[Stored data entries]
----

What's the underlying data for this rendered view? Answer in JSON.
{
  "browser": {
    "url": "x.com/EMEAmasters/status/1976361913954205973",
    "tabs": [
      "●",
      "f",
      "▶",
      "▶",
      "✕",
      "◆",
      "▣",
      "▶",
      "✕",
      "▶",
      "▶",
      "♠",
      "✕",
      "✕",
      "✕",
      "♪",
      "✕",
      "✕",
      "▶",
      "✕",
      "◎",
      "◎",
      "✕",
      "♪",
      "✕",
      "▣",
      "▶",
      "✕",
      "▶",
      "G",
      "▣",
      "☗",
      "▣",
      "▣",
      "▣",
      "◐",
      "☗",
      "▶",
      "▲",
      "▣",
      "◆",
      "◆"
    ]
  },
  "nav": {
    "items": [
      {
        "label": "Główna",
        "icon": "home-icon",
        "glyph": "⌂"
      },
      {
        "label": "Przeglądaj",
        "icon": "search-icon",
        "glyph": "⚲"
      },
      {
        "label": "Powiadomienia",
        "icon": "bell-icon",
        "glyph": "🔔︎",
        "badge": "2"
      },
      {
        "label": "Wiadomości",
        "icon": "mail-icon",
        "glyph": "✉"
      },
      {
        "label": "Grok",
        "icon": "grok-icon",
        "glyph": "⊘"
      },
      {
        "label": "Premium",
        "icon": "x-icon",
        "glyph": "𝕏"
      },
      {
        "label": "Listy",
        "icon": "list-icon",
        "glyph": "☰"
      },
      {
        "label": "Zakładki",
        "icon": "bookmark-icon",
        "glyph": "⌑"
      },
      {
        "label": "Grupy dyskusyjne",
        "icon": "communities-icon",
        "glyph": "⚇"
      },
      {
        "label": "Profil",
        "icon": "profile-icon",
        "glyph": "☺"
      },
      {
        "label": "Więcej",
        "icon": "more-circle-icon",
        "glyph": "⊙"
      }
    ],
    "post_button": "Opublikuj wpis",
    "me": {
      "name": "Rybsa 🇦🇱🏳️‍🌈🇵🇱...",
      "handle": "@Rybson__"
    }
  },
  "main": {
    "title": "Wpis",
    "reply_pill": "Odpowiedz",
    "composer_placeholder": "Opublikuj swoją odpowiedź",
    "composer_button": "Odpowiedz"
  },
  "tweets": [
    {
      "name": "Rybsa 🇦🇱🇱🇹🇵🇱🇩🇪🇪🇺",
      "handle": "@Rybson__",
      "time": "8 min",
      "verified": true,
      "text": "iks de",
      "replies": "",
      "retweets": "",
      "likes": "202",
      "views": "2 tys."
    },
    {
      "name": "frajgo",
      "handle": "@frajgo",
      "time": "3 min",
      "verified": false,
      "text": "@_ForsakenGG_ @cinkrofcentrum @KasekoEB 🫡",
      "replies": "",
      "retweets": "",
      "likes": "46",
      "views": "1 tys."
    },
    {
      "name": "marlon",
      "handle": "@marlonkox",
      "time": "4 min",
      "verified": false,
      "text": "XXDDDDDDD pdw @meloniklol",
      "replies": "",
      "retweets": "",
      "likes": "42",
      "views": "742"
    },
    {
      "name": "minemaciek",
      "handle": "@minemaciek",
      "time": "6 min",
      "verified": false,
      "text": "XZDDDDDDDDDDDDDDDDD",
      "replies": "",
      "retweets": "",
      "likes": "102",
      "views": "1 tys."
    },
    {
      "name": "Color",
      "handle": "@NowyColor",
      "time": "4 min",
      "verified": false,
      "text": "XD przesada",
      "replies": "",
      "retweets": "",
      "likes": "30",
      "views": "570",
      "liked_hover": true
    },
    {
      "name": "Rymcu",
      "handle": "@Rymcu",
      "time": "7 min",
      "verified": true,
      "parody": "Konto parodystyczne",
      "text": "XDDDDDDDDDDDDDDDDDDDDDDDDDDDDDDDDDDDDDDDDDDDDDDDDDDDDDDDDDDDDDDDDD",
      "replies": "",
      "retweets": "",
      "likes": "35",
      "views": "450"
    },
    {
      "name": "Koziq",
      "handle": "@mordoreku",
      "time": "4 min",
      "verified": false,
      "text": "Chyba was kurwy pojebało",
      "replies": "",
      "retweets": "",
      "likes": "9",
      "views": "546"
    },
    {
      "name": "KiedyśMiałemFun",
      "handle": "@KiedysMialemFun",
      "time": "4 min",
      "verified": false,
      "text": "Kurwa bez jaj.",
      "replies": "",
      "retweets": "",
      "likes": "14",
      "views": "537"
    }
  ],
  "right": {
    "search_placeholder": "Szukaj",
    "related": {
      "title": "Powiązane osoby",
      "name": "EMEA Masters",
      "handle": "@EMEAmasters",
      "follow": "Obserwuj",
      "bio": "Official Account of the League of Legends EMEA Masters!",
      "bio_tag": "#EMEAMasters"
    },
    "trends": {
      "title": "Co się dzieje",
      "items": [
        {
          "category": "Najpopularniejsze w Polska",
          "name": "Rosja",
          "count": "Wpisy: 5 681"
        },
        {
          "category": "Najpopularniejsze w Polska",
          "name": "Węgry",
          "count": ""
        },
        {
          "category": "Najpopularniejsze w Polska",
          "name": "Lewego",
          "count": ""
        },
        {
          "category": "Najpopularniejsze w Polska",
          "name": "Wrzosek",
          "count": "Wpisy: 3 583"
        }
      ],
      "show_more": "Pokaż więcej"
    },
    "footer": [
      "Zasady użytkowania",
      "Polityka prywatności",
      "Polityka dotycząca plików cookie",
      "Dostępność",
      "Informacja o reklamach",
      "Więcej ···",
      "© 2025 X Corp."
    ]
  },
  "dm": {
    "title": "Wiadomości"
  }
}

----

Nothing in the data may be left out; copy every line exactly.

What's the underlying data for this rendered view? Answer in JSON.
{
  "browser": {
    "url": "x.com/EMEAmasters/status/1976361913954205973",
    "tabs": [
      "●",
      "f",
      "▶",
      "▶",
      "✕",
      "◆",
      "▣",
      "▶",
      "✕",
      "▶",
      "▶",
      "♠",
      "✕",
      "✕",
      "✕",
      "♪",
      "✕",
      "✕",
      "▶",
      "✕",
      "◎",
      "◎",
      "✕",
      "♪",
      "✕",
      "▣",
      "▶",
      "✕",
      "▶",
      "G",
      "▣",
      "☗",
      "▣",
      "▣",
      "▣",
      "◐",
      "☗",
      "▶",
      "▲",
      "▣",
      "◆",
      "◆"
    ]
  },
  "nav": {
    "items": [
      {
        "label": "Główna",
        "icon": "home-icon",
        "glyph": "⌂"
      },
      {
        "label": "Przeglądaj",
        "icon": "search-icon",
        "glyph": "⚲"
      },
      {
        "label": "Powiadomienia",
        "icon": "bell-icon",
        "glyph": "🔔︎",
        "badge": "2"
      },
      {
        "label": "Wiadomości",
        "icon": "mail-icon",
        "glyph": "✉"
      },
      {
        "label": "Grok",
        "icon": "grok-icon",
        "glyph": "⊘"
      },
      {
        "label": "Premium",
        "icon": "x-icon",
        "glyph": "𝕏"
      },
      {
        "label": "Listy",
        "icon": "list-icon",
        "glyph": "☰"
      },
      {
        "label": "Zakładki",
        "icon": "bookmark-icon",
        "glyph": "⌑"
      },
      {
        "label": "Grupy dyskusyjne",
        "icon": "communities-icon",
        "glyph": "⚇"
      },
      {
        "label": "Profil",
        "icon": "profile-icon",
        "glyph": "☺"
      },
      {
        "label": "Więcej",
        "icon": "more-circle-icon",
        "glyph": "⊙"
      }
    ],
    "post_button": "Opublikuj wpis",
    "me": {
      "name": "Rybsa 🇦🇱🏳️‍🌈🇵🇱...",
      "handle": "@Rybson__"
    }
  },
  "main": {
    "title": "Wpis",
    "reply_pill": "Odpowiedz",
    "composer_placeholder": "Opublikuj swoją odpowiedź",
    "composer_button": "Odpowiedz"
  },
  "tweets": [
    {
      "name": "Rybsa 🇦🇱🇱🇹🇵🇱🇩🇪🇪🇺",
      "handle": "@Rybson__",
      "time": "8 min",
      "verified": true,
      "text": "iks de",
      "replies": "",
      "retweets": "",
      "likes": "202",
      "views": "2 tys."
    },
    {
      "name": "frajgo",
      "handle": "@frajgo",
      "time": "3 min",
      "verified": false,
      "text": "@_ForsakenGG_ @cinkrofcentrum @KasekoEB 🫡",
      "replies": "",
      "retweets": "",
      "likes": "46",
      "views": "1 tys."
    },
    {
      "name": "marlon",
      "handle": "@marlonkox",
      "time": "4 min",
      "verified": false,
      "text": "XXDDDDDDD pdw @meloniklol",
      "replies": "",
      "retweets": "",
      "likes": "42",
      "views": "742"
    },
    {
      "name": "minemaciek",
      "handle": "@minemaciek",
      "time": "6 min",
      "verified": false,
      "text": "XZDDDDDDDDDDDDDDDDD",
      "replies": "",
      "retweets": "",
      "likes": "102",
      "views": "1 tys."
    },
    {
      "name": "Color",
      "handle": "@NowyColor",
      "time": "4 min",
      "verified": false,
      "text": "XD przesada",
      "replies": "",
      "retweets": "",
      "likes": "30",
      "views": "570",
      "liked_hover": true
    },
    {
      "name": "Rymcu",
      "handle": "@Rymcu",
      "time": "7 min",
      "verified": true,
      "parody": "Konto parodystyczne",
      "text": "XDDDDDDDDDDDDDDDDDDDDDDDDDDDDDDDDDDDDDDDDDDDDDDDDDDDDDDDDDDDDDDDDD",
      "replies": "",
      "retweets": "",
      "likes": "35",
      "views": "450"
    },
    {
      "name": "Koziq",
      "handle": "@mordoreku",
      "time": "4 min",
      "verified": false,
      "text": "Chyba was kurwy pojebało",
      "replies": "",
      "retweets": "",
      "likes": "9",
      "views": "546"
    },
    {
      "name": "KiedyśMiałemFun",
      "handle": "@KiedysMialemFun",
      "time": "4 min",
      "verified": false,
      "text": "Kurwa bez jaj.",
      "replies": "",
      "retweets": "",
      "likes": "14",
      "views": "537"
    }
  ],
  "right": {
    "search_placeholder": "Szukaj",
    "related": {
      "title": "Powiązane osoby",
      "name": "EMEA Masters",
      "handle": "@EMEAmasters",
      "follow": "Obserwuj",
      "bio": "Official Account of the League of Legends EMEA Masters!",
      "bio_tag": "#EMEAMasters"
    },
    "trends": {
      "title": "Co się dzieje",
      "items": [
        {
          "category": "Najpopularniejsze w Polska",
          "name": "Rosja",
          "count": "Wpisy: 5 681"
        },
        {
          "category": "Najpopularniejsze w Polska",
          "name": "Węgry",
          "count": ""
        },
        {
          "category": "Najpopularniejsze w Polska",
          "name": "Lewego",
          "count": ""
        },
        {
          "category": "Najpopularniejsze w Polska",
          "name": "Wrzosek",
          "count": "Wpisy: 3 583"
        }
      ],
      "show_more": "Pokaż więcej"
    },
    "footer": [
      "Zasady użytkowania",
      "Polityka prywatności",
      "Polityka dotycząca plików cookie",
      "Dostępność",
      "Informacja o reklamach",
      "Więcej ···",
      "© 2025 X Corp."
    ]
  },
  "dm": {
    "title": "Wiadomości"
  }
}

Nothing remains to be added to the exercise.